item Must, Aviva - Tufts University
item Hughes, Sheryl - Children's Nutrition Research Center (CNRC)
item Gute, David - Tufts University
item Sliwa, Sarah - Friedman School Of Nutrition
item Boulos, Rebecca - Friedman School Of Nutrition
item Kuross-vikre, Emily - Friedman School Of Nutrition
item Luongo-kamins, Christina - Friedman School Of Nutrition
item Tofuri, Kerline - Friedman School Of Nutrition
item Pirie, Alex - Immigrant Service Providers Group/health
item Economos, Christina - Friedman School Of Nutrition

Submitted to: International Journal of Behavioral Nutrition and Physical Activity
Publication Type: Peer Reviewed Journal
Publication Acceptance Date: 6/11/2013
Publication Date: 6/26/2013
Citation: Tovar, A., Hennessy, E., Must, A., Hughes, S.O., Gute, D.M., Sliwa, S., Boulos, R.J., Kuross-Vikre, E., Luongo-Kamins, C., Tofuri, K., Pirie, A., Economos, C.D. 2013. Feeding styles and evening family meals among recent immigrants. International Journal of Behavioral Nutrition and Physical Activity. 10:84.

Interpretive Summary: The protective effect of family meals on unhealthy weight gain and diet has been shown across multiple age groups; however, it is unknown whether a similar effect is present among diverse immigrant populations. In addition, little research has focused on factors associated with the frequency of evening family meals, such as feeding styles (how parents interact with their child around feeding). Therefore the goals of this paper are to explore the 1) association between the frequency of evening family meals and child weight status among new immigrant families, and 2) influence of immigrant mothers' feeding styles on the frequency of evening family meals. It was found that evening family meals are protective against child overweight and obesity in this sample of immigrant families. This suggests that providing more structure and routine around mealtime may help promote healthy family practices.

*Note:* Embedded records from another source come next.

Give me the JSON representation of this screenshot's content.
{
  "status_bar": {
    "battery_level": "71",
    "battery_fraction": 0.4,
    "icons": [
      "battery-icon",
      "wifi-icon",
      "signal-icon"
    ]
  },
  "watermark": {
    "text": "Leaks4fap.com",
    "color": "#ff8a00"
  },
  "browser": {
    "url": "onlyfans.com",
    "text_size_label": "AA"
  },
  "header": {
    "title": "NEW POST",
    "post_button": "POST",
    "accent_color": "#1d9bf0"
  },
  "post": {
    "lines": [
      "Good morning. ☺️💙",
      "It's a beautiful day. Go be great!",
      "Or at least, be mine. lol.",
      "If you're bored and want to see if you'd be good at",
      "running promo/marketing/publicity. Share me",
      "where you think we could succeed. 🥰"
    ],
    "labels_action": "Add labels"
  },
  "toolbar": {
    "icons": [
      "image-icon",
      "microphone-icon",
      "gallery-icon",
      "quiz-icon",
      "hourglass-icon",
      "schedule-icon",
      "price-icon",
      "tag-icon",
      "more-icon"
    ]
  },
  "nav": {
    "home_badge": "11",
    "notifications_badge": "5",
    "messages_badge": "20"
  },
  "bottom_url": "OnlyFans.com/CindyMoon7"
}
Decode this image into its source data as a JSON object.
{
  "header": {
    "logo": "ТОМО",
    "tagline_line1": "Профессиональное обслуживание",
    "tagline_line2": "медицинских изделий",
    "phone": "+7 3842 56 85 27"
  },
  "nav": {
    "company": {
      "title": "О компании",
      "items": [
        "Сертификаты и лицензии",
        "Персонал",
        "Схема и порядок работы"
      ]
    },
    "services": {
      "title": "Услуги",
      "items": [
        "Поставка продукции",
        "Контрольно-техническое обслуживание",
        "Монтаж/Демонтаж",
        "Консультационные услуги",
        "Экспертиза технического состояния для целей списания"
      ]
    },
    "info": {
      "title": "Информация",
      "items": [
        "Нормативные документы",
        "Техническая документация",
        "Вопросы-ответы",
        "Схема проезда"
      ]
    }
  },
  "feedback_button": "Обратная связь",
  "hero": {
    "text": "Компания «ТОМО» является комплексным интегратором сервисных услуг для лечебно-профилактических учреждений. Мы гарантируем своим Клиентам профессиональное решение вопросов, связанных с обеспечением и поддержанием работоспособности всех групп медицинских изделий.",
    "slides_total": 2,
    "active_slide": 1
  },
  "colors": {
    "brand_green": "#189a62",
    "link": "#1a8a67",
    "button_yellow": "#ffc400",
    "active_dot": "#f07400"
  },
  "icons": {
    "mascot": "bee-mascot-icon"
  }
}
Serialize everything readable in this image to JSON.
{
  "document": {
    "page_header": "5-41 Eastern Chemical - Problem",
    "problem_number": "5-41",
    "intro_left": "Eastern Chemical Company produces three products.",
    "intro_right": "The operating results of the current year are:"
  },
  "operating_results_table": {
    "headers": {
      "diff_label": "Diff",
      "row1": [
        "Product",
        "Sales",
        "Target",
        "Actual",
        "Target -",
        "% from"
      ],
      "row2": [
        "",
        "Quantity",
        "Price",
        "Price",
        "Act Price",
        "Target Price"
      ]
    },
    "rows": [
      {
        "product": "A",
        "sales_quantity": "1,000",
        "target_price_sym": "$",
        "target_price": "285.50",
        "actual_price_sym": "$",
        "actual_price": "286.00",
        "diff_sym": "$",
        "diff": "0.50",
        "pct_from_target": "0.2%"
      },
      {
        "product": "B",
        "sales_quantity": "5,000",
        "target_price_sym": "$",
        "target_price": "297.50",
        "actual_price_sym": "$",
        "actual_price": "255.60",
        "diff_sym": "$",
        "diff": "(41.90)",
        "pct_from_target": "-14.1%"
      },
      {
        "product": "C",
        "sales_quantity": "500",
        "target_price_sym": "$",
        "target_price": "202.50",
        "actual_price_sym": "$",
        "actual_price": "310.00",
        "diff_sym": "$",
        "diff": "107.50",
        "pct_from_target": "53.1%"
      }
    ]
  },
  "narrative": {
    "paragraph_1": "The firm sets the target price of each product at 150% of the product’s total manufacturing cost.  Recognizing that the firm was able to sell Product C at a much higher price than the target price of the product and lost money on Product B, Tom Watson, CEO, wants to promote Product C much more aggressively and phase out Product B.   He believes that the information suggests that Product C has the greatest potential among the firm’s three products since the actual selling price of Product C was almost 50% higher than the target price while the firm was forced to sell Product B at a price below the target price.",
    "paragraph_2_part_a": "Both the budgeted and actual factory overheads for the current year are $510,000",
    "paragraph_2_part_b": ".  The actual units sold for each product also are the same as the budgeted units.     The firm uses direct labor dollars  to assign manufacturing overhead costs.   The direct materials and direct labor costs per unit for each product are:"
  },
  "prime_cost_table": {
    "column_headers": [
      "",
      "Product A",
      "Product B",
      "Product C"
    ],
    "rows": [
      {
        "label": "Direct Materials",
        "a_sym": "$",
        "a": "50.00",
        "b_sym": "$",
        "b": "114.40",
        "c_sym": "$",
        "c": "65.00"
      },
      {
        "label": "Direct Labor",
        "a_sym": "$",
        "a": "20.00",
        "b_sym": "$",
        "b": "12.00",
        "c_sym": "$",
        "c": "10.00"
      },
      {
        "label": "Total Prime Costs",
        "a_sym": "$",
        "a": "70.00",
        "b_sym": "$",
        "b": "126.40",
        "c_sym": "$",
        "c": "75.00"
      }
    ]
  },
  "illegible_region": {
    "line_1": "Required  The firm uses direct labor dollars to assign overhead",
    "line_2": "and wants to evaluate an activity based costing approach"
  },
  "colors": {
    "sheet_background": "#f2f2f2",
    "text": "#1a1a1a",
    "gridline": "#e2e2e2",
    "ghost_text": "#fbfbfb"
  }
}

Technical Abstract: The protective effect of family meals on unhealthy weight gain and diet has been shown across multiple age groups; however, it is unknown whether a similar effect is present among diverse immigrant populations. In addition, little research has focused on factors associated with the frequency of evening family meals, such as feeding styles (how parents interact with their child around feeding). Therefore the goals of this paper are to explore the 1) association between the frequency of evening family meals and child weight status among new immigrant families, and 2) influence of immigrant mothers' feeding styles on the frequency of evening family meals. Baseline self-reported socio-demographic information and measured heights and weights were collected for both mother and child (age range: 3–12 years) among 387 mother-child dyads enrolled in Live Well, a community-based, participatory-research, randomized controlled lifestyle intervention to prevent excessive weight gain in recent immigrant mothers and children. Frequency of evening family meals, eating dinner in front of the TV, acculturation and responses to the caregiver's Feeding Styles Questionnaire were also obtained from the mother. Overall, 20% of children were overweight and 25% were obese. Less than half of families had regular evening family meals. Future interventions and programs that seek to help parents establish healthy household routines, such as family meals, may consider tailoring to specific maternal feeding styles.